Gather each line of the records where "party" appears.

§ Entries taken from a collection
==========
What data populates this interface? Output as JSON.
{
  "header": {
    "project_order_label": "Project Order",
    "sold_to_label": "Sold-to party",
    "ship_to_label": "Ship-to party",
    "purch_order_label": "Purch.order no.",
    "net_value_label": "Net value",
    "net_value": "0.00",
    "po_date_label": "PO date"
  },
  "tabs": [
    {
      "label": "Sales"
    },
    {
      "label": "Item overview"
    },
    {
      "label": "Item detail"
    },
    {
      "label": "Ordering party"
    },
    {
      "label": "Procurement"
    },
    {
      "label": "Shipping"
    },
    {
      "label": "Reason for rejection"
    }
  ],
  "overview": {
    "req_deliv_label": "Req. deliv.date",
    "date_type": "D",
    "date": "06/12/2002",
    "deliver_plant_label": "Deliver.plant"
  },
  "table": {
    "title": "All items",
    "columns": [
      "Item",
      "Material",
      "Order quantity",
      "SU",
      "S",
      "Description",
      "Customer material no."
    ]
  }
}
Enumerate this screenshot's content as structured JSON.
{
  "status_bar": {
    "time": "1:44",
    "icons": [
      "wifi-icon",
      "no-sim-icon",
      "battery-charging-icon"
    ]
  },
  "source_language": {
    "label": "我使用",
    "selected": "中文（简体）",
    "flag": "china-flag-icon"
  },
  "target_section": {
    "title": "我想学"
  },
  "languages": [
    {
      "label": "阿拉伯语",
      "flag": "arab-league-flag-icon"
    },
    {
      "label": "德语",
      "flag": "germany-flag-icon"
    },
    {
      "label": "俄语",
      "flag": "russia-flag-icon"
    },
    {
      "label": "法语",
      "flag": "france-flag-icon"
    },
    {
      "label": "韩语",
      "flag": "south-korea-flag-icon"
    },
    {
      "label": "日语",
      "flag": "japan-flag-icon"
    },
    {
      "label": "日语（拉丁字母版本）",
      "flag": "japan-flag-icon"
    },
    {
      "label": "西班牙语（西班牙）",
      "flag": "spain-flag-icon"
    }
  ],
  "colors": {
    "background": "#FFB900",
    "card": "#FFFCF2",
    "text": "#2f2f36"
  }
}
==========
§ RESPONSE TO THE TASK
    "sold_to_label": "Sold-to party",
    "ship_to_label": "Ship-to party",
      "label": "Ordering party"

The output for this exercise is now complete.